E-commerce companies will from 1 October have to deduct 1 percent tax collected at source (TCS) before making payments to their suppliers.
The Finance Ministry Thursday notified TCS at the rate of 0.50 percent of the net value of intra-state taxable supplies made through the e-commerce portals by other suppliers in the Central Tax law.
States too would follow suit and notify levy of 0.50 percent SGST on intra-state supplies.
In the case of inter-state supplies by the e-commerce companies, Integrated GST (IGST) at the rate of 1 percent would be deducted in the form of TCS while making payments to suppliers.
The ministry had last week notified 1 October as the date for implementation of the TCS provision under the Goods and Services Tax (GST) law. The law provided for levy of up to 1 percent TCS.
EY Tax Partner Abhishek Jain said, “As the law had provided a levy up to 1 percent, the e-commerce industry was awaiting this release of the exact rate of TCS essentially to configure it into their system.”
AMRG & Associates Partner Rajat Mohan said the government has notified operation of TDS provisions on payments made by government agencies and TCS provisions for specified e-commerce operators effective 1 October 2018.
“These twin provisions are expected to further deepen the penetration of tax authorities in the economy, and it is likely to carve out widespread tax evasion of not only indirect taxes but also direct taxes,” Mohan said.
The GST, which subsumed over a dozen local taxes, was rolled out from July 1, 2017. However, to make it simpler for businesses in the initial months of rollout, TDS/TCS provisions of GST laws were kept in abeyance till 30 June. Later on, it was deferred till 30 September, 2018.
TCS provision would increase compliance burden for e-commerce companies but help government in checking tax evasion.
Meanwhile, industry body IAMAI Thursday termed the provision of ‘Tax Collected at Source’ (TCS) for e-commerce players as an “unfair liability imposition” on the sector, noting that it will create operational challenges.
E-commerce companies have been mandated to deduct one percent TCS before making payments to their suppliers with effect from 1 October.
The association pointed out that online marketplaces, as recognised by the IT Act 2000, are intermediaries only providing a technological platform and “are not actually engaged in the act of retail trade”.
“Mandating technological platforms to collect GST for retail activities undertaken by sellers on-boarded on their platform is a contradiction of the intermediary role played by such platforms; and a forceful imposition of undertaking tax liabilities for activities beyond their remit,” it asserted.
IAMAI argued that any service provider of certain category of service should not be burdened with tax liabilities of other forms of services, even though the former may facilitate sales.
“TCS will create compliance burdens for MSME/petty producers conducting businesses online.
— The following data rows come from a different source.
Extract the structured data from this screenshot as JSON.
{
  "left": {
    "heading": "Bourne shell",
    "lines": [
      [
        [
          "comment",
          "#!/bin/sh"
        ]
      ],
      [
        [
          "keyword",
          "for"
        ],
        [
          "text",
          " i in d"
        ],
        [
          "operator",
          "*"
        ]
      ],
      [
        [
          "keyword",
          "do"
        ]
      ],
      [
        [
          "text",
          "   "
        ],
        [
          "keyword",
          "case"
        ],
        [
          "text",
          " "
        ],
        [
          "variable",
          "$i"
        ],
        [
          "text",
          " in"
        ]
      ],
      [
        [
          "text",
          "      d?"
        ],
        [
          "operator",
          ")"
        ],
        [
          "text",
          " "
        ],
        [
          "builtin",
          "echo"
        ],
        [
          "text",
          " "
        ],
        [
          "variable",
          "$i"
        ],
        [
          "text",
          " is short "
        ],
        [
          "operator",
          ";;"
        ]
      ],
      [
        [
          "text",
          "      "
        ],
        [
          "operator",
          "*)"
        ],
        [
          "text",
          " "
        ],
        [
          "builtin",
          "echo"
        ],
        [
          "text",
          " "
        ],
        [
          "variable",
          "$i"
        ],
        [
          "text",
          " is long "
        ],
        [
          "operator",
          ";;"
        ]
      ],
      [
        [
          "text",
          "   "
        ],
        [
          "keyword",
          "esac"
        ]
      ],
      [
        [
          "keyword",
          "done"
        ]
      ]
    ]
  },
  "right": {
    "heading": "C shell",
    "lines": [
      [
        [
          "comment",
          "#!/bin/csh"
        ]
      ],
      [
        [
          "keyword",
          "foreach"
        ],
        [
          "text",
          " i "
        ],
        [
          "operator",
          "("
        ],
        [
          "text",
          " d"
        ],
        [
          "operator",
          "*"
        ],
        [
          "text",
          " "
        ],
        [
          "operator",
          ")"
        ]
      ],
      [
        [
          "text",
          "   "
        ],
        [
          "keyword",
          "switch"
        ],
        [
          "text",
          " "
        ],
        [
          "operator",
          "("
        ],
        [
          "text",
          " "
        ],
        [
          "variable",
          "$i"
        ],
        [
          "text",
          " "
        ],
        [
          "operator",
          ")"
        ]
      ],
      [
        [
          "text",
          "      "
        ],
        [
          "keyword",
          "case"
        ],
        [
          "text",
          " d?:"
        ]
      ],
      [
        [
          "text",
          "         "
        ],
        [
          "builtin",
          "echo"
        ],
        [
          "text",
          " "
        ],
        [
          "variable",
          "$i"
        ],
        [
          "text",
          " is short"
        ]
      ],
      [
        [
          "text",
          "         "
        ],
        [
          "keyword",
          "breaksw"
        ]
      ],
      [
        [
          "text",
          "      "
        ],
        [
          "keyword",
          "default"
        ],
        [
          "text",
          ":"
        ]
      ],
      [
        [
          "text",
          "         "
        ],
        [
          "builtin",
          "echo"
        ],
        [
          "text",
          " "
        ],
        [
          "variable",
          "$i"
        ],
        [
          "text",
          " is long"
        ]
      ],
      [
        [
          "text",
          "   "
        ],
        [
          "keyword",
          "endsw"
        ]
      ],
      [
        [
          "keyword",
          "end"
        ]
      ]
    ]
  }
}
Start-up online marketplaces now face a greater challenge to onboard MSME sellers on their new platforms because of the mandatory registration for online sellers as mandated due to TCS,” it said.